So what's there to miss about Top 40 anyway? Hearing new music? You hear chart heat-seekers regularly; even songs in rapid repeat rotation, like Nelly's "Hot in Here," get a face-lift every go-round, especially when turntable wizards like DJ Shy are live in the mix for the "Powerworkout" from noon to 2 p.m. You want countdowns? JX3 rattles off the "Power 7 at 7." You miss crazed on-air personalities with funny nicknames? You've got MG, Mad Dog, Danielle and Gringo Suave manning the Morning Madhouse in the a.m., naughty Da Nutz carrying on in afternoon drive time, and Melissa the Midnite Mamacita playing slow jams into the dawn. And how about a station that has guest host Nuff Ced (NBA Superstar Cedric Ceballos) holding court whenever the mood strikes him? Long-distance dedications? Call 602-260-6923, and they are "Down 4 U."
tie: Troon North Golf Club
10320 East Dynamite, Scottsdale
Tournament Players Club of Scottsdale
17020 North Hayden, Scottsdale
BEST CITY HIKING TRAIL
BEST CITY PARK
Encanto Park and Recreation Area
2605 North 15th Avenue
BEST KIDS' FREE FUN SPOT
Tempe Town Lake
BEST KIDS' FUN-FOR-A-PRICE SPOT
9445 North Metro Parkway East
BEST PLACE TO SPEND THE DAY WITH YOUR DOG
Any dog park
If you tire of killing, if that's possible, GameWorks offers all sorts of other entertaining cyber realms. And yes, there are numerous nonviolent games for children if you're some sort of daisy-pickin' pacifist.
After a hard day of killing, you can retire to GameWorks' full bar and a menu of mostly excellent food. The upstairs restaurant and pub makes a nice place to hide from children asking for more money.
To stem the high cost of killing, GameWorks offers daily specials as well as reduced pricing for bulk-killing.
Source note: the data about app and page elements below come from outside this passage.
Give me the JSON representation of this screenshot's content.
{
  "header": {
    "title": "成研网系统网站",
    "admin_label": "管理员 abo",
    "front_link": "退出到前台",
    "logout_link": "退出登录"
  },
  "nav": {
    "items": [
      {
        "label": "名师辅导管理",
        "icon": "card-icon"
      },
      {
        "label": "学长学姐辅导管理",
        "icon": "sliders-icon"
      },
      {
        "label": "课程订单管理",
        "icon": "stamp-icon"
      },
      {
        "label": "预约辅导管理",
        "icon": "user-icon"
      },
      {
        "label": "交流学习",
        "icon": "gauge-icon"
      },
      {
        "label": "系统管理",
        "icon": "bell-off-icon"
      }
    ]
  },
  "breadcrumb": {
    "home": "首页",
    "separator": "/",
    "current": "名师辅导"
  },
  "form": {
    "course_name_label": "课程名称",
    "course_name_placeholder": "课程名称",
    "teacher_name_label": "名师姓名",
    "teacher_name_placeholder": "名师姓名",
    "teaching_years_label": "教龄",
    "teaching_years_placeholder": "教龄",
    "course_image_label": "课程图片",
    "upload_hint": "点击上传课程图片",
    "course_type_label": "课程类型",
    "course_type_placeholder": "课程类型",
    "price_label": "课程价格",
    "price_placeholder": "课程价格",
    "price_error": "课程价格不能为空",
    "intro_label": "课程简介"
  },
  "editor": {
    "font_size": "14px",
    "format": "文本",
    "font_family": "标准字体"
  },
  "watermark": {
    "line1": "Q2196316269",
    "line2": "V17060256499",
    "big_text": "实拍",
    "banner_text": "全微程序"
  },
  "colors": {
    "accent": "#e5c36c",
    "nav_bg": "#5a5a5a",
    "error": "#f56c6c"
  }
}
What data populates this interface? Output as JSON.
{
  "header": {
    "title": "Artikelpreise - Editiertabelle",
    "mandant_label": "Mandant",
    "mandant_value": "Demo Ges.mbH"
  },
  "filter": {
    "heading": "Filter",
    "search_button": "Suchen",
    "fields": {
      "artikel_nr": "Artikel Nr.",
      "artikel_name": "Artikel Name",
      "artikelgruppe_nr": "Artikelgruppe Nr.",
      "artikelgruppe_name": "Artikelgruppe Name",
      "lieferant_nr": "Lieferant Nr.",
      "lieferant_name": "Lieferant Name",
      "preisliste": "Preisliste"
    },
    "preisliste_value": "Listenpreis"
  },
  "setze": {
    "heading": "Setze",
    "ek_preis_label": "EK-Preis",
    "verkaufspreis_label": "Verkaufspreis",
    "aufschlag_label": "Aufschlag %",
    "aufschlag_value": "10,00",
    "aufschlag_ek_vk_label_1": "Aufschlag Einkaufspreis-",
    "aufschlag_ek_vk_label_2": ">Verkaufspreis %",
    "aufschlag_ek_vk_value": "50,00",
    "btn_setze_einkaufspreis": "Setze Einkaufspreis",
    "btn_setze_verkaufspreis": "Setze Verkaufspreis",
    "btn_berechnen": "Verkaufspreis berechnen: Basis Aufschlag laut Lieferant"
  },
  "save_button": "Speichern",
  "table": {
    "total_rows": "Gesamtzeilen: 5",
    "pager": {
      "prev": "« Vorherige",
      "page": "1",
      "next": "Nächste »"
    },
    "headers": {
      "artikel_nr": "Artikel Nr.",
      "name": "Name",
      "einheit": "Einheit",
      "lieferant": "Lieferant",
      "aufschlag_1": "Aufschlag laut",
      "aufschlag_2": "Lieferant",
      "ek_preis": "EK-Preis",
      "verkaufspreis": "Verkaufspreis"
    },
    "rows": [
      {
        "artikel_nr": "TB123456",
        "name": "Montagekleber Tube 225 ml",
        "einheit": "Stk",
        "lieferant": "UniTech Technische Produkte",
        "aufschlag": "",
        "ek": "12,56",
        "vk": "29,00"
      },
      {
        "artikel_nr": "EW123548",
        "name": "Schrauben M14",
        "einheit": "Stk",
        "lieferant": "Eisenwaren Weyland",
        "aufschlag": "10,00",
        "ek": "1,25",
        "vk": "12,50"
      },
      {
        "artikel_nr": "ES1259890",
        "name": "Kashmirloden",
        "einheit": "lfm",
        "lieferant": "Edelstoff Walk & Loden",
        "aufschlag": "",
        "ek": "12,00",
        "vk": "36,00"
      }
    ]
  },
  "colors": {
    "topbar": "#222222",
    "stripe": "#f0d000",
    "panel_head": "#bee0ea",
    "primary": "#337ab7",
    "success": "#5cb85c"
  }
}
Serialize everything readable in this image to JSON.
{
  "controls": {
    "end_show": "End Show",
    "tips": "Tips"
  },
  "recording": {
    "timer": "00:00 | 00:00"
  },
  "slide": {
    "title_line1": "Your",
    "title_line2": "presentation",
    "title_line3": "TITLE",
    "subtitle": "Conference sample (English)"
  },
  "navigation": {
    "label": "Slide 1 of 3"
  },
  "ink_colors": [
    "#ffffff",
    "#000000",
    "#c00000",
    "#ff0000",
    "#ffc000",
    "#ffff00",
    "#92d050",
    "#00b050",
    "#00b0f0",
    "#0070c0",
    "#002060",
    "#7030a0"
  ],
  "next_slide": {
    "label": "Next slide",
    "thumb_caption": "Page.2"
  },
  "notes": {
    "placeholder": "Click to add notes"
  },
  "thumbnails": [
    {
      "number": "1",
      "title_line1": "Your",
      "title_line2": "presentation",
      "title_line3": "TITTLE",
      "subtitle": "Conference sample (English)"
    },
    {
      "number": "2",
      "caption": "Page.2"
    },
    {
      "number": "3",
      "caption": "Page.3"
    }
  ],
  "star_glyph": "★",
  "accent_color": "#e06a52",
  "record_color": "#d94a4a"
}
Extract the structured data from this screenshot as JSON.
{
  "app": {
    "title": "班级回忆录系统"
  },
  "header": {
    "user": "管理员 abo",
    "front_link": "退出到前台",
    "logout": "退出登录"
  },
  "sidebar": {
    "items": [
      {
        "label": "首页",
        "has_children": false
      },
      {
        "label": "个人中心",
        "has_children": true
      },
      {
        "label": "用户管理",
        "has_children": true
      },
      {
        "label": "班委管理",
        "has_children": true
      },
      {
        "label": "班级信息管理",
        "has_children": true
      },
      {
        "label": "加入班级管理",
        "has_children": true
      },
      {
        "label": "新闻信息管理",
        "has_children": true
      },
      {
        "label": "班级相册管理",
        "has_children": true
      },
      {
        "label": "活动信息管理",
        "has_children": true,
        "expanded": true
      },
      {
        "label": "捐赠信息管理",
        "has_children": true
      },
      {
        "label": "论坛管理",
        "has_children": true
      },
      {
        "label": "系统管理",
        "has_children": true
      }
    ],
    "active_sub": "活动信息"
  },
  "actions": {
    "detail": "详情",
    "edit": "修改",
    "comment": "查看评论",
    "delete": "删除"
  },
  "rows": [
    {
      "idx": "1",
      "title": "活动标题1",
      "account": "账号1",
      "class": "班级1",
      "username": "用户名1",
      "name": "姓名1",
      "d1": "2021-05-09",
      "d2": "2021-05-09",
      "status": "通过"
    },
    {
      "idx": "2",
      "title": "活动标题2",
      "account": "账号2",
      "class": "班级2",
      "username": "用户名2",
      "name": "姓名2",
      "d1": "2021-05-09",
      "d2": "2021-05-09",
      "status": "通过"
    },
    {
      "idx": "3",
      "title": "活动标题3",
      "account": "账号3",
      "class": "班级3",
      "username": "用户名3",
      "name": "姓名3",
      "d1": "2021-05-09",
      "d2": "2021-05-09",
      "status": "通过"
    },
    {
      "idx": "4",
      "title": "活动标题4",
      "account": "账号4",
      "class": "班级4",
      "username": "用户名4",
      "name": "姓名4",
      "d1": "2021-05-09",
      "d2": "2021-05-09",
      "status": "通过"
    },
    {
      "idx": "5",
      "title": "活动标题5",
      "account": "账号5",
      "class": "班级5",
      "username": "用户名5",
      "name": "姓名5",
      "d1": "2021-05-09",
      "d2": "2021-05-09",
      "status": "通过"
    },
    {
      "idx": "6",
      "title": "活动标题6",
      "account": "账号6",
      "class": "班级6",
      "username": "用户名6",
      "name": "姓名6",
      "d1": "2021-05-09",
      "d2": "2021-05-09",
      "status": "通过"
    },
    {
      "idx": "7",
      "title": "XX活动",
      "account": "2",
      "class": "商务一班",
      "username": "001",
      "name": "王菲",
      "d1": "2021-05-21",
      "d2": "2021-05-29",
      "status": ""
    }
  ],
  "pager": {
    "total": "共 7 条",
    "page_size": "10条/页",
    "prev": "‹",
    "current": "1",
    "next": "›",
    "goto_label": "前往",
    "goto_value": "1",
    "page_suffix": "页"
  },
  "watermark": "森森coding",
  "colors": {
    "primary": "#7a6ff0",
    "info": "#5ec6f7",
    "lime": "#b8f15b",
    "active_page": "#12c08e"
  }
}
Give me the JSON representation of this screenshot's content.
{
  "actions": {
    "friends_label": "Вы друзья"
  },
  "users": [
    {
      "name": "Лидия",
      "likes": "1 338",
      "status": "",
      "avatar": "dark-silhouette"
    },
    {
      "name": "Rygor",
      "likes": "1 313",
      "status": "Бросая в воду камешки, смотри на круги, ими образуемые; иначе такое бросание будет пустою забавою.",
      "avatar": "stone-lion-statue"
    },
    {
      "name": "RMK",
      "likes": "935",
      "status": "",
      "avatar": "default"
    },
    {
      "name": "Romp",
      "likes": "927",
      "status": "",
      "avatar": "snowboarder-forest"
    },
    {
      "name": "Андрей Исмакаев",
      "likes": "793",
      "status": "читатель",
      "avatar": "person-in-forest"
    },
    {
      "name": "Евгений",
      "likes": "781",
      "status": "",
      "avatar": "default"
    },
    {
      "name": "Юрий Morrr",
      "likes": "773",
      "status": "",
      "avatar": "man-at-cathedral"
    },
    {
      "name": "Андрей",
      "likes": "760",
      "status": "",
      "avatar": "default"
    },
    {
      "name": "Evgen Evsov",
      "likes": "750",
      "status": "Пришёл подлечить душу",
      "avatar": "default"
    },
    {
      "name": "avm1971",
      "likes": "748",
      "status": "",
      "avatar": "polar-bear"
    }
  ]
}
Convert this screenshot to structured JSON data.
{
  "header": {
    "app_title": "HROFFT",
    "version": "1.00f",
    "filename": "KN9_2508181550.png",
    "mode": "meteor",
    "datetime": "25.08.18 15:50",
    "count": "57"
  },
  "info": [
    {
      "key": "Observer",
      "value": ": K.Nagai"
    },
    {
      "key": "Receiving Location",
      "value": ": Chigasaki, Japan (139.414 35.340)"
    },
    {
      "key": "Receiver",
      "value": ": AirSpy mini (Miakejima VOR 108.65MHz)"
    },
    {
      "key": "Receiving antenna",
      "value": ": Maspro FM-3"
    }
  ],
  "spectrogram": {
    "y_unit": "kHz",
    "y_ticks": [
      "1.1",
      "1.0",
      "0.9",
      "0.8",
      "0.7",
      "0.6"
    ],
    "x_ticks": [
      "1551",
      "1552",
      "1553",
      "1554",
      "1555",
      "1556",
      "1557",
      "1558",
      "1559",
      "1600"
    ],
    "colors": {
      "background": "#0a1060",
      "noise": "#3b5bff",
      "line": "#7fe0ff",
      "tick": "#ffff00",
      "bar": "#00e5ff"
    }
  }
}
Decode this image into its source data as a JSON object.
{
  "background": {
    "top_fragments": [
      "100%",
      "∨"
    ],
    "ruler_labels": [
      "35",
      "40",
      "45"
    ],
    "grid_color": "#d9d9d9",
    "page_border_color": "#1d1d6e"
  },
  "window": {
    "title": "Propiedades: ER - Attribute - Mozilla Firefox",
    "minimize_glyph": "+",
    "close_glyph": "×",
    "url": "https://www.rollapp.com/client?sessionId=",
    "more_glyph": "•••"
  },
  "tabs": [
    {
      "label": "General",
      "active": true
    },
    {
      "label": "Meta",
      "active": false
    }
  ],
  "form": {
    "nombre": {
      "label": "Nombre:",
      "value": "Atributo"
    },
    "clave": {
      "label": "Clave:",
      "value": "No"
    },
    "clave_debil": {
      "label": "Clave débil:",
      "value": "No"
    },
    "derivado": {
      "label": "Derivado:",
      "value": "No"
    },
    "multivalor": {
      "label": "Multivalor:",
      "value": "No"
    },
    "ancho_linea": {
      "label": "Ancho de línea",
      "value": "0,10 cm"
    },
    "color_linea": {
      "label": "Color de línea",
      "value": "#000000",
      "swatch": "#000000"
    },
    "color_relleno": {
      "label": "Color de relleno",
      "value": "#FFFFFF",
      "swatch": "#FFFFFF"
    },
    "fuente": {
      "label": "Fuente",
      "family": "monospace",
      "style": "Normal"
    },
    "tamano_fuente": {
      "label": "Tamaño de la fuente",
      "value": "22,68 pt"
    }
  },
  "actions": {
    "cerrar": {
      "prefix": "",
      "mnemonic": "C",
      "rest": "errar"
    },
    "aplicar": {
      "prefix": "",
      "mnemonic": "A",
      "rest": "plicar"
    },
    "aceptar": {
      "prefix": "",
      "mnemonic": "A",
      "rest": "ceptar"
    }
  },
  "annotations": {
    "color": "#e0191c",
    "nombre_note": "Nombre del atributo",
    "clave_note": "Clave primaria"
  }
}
Now, if they could only pipe in the smell of napalm in the morning.